Scientists in the Center for Pollinator Research at Penn State received three grants from the U.S. Department of Agriculture and the National Science Foundation to study various threats to honey bees, including disease, pesticides and the extinction and invasion of other species into their habitats.
A team of scientists that includes Christina Grozinger, associate professor of entomology and director of the Center for Pollinator Research, will use a $467,000 grant from U.S. Department of Agriculture to examine and develop tools to mitigate the effects of a gut parasite, Nosema ceranae, that negatively impacts honey bees and has been linked to colony losses.
"Honey bees play a vital role in the agricultural system because they pollinate about 75 percent of our major global crops, including nutrient-rich vegetables, fruits and nuts," said Grozinger. "The microsporidian parasite Nosema ceranae is widespread throughout the United States and the world. This parasite interferes with the digestive system and metabolic function of honey bees, leading to increased mortality of individual bees, which in turn can profoundly impact the social structure and health of the colony. This parasite is regarded as a key threat to bee health and has been implicated in alarming colony losses."
Grozinger and her colleagues, including scientists at the USDA's Bee Research Laboratory and the University of Kentucky, will use genomic and genetic techniques to improve the current understanding of how Nosema ceranae infects bees and spreads throughout their colonies. They will characterize the genes that enable this parasite to invade honey bee tissues, and use this information to develop specific therapeutics to reduce the parasite's virulence and the host's susceptibility to infection.
Poring Over Pesticides
Scientists in the Center for Pollinator Research will investigate the effects of pesticides on honey bees using a second grant from the USDA for $370,000,
"Modern pesticide formulations, particularly when multiple active ingredients are blended, require proprietary adjuvants and 'inerts' to achieve high efficacy for targeted pests," said Christopher Mullin, professor of entomology. "Recently, we have shown that honey bees are unusually sensitive to organosilicone spray adjuvants and other coformulants used in agrochemicals."

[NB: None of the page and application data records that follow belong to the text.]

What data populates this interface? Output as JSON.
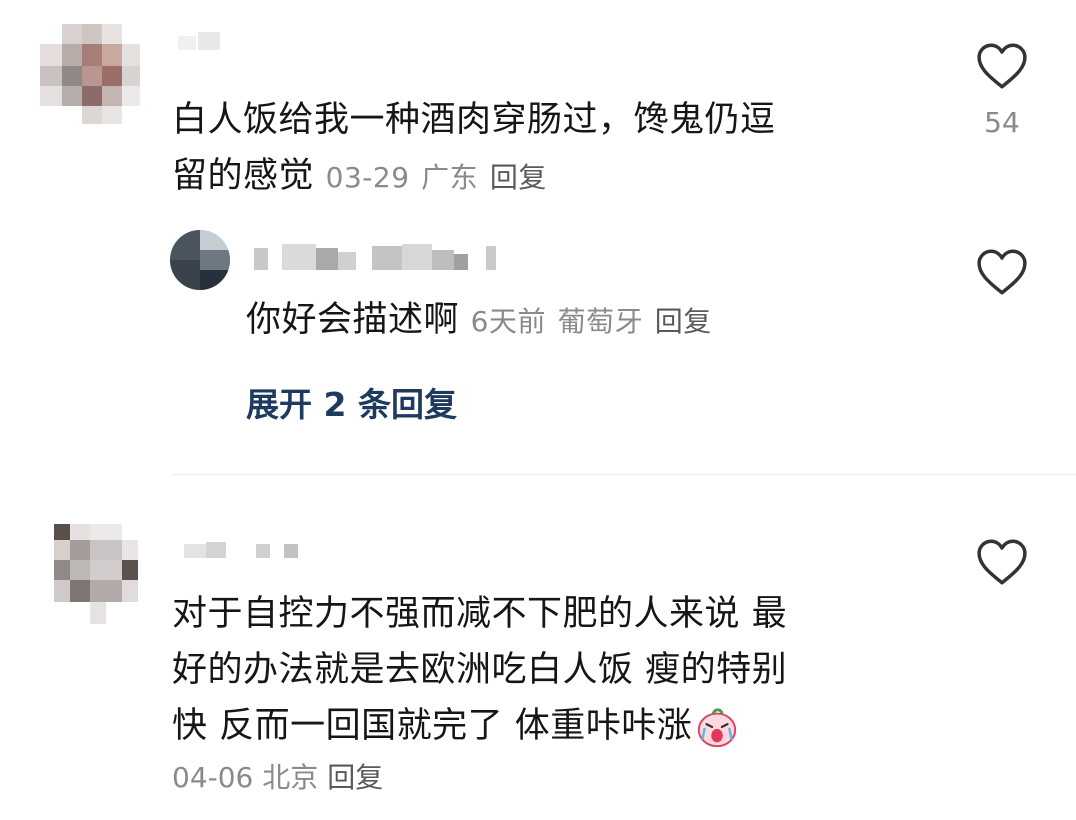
{
  "comments": [
    {
      "text_line1": "白人饭给我一种酒肉穿肠过，馋鬼仍逗",
      "text_line2": "留的感觉",
      "date": "03-29",
      "location": "广东",
      "reply_label": "回复",
      "like_count": "54",
      "replies": [
        {
          "text": "你好会描述啊",
          "date": "6天前",
          "location": "葡萄牙",
          "reply_label": "回复"
        }
      ],
      "expand_label": "展开 2 条回复"
    },
    {
      "text_line1": "对于自控力不强而减不下肥的人来说 最",
      "text_line2": "好的办法就是去欧洲吃白人饭 瘦的特别",
      "text_line3": "快 反而一回国就完了 体重咔咔涨",
      "emoji_name": "crying-peach-emoji",
      "date": "04-06",
      "location": "北京",
      "reply_label": "回复"
    }
  ],
  "colors": {
    "text": "#161616",
    "meta": "#8a8a8a",
    "expand_link": "#1f3a5f",
    "divider": "#ececec"
  }
}
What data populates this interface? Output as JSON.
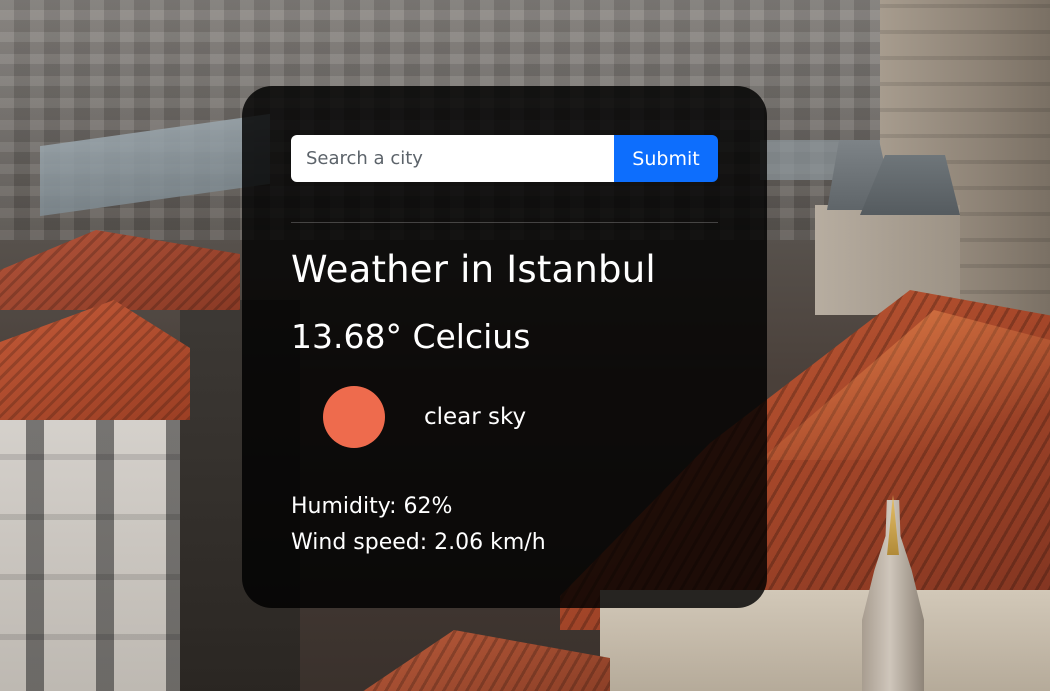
{
  "search": {
    "placeholder": "Search a city",
    "value": "",
    "submit_label": "Submit"
  },
  "weather": {
    "heading": "Weather in Istanbul",
    "temperature": "13.68° Celcius",
    "icon": "sun-icon",
    "icon_color": "#ee6b4d",
    "description": "clear sky",
    "humidity": "Humidity: 62%",
    "wind_speed": "Wind speed: 2.06 km/h"
  },
  "colors": {
    "card_background": "rgba(0, 0, 0, 0.82)",
    "accent": "#0d6efd",
    "text": "#ffffff"
  }
}
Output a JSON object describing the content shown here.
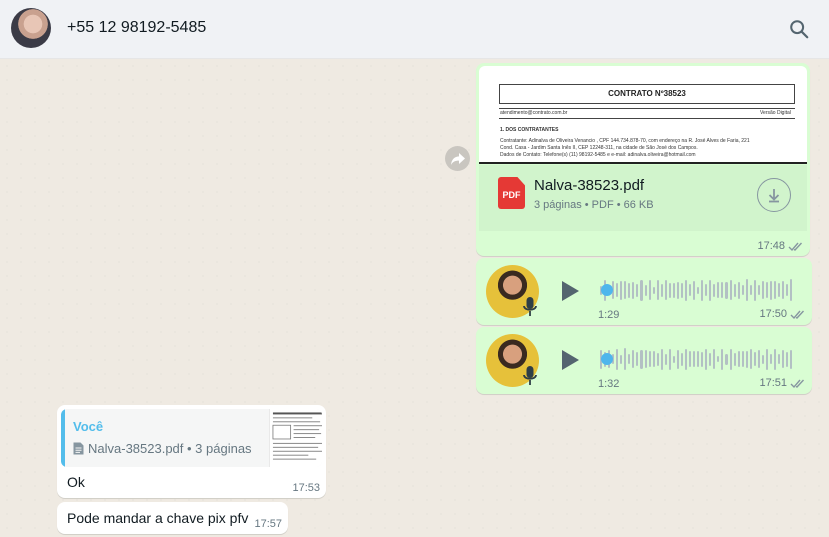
{
  "header": {
    "contact_name": "+55 12 98192-5485"
  },
  "document_message": {
    "preview_title": "CONTRATO Nº38523",
    "preview_email": "atendimento@contrato.com.br",
    "preview_right": "Versão Digital",
    "preview_section": "1. DOS CONTRATANTES",
    "preview_line1": "Contratante: Adinalva de Oliveira Venancio , CPF 144.734.878-70, com endereço na R. José Alves de Faria, 221",
    "preview_line2": "Cond. Casa - Jardim Santa Inês II, CEP 12248-311, na cidade de São José dos Campos.",
    "preview_line3": "Dados de Contato: Telefone(s) (11) 98192-5485 e e-mail: adinalva.oliveira@hotmail.com",
    "pdf_label": "PDF",
    "file_name": "Nalva-38523.pdf",
    "file_meta": "3 páginas • PDF • 66 KB",
    "time": "17:48"
  },
  "audio_messages": [
    {
      "duration": "1:29",
      "time": "17:50"
    },
    {
      "duration": "1:32",
      "time": "17:51"
    }
  ],
  "reply_message": {
    "quote_sender": "Você",
    "quote_file": "Nalva-38523.pdf • 3 páginas",
    "text": "Ok",
    "time": "17:53"
  },
  "last_message": {
    "text": "Pode mandar a chave pix pfv",
    "time": "17:57"
  },
  "colors": {
    "outgoing_bubble": "#d9fdd3",
    "incoming_bubble": "#ffffff",
    "accent_blue": "#53bdeb",
    "pdf_red": "#e53935"
  }
}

In this project the team, which includes Maryann Frazier, senior extension associate, will analyze the presence and fate of organosilicone spray adjuvants and other coformulants in bee ecosystems. Specifically, they will identify common 'inerts' in agrochemicals and other environmental chemicals used frequently around honey bees or in their preferred foraging areas; develop analytical methods to monitor and determine the fate of pesticide formulation and adjuvant ingredients within bee ecosystems; determine acute and sub-lethal effects of pesticides, their formulation ingredients, important metabolites and relevant combinations on bee physiological and behavioral systems; and facilitate integration and communication of results to beekeepers, growers, pesticide regulators, the agrochemical industry and the research community.
"Knowing relevant environmental levels of adjuvants and 'inerts' would allow improved risk assessment of total chemical loads and exposures for bee pollinators and other non-targets species," said Mullin. "In addition, we anticipate that if 'inerts' are influencing pesticide levels and general hive stress, formulation recommendations can be optimized for use in bee foraging areas."
Examining Effects of Extinction and Invasion
A third grant, funded by the National Science Foundation for $300,000, will enable researchers to investigate the impacts of extinctions and invasions on community stability and biodiversity. The team, which includes Colin Campbell, postdoctoral scholar in biology, Katriona Shea, professor of biology, and Reka Albert, professor of physics and of biology, will model perturbations to ecosystem structure, specifically the permanent or temporary removal or introduction of one or more species.
"This model will allow us to assess which species and ecosystem properties contribute to the susceptibility of an ecosystem to catastrophic failure, and which contribute most to stability," said Campbell.
According to Shea, the need to address the impacts of environmental perturbations is increasingly urgent.
"The addition or loss of species to existing ecological communities can have far-reaching consequences for both the community and the greater ecosystem in which the community is embedded," she said. "For example, the recent, rapid decline in pollinator levels poses a serious risk to global agriculture and food security. This project will advance our knowledge of how these complex systems function. Only if we can anticipate the effects of environmental perturbations can we act to prevent or ameliorate undesired outcomes."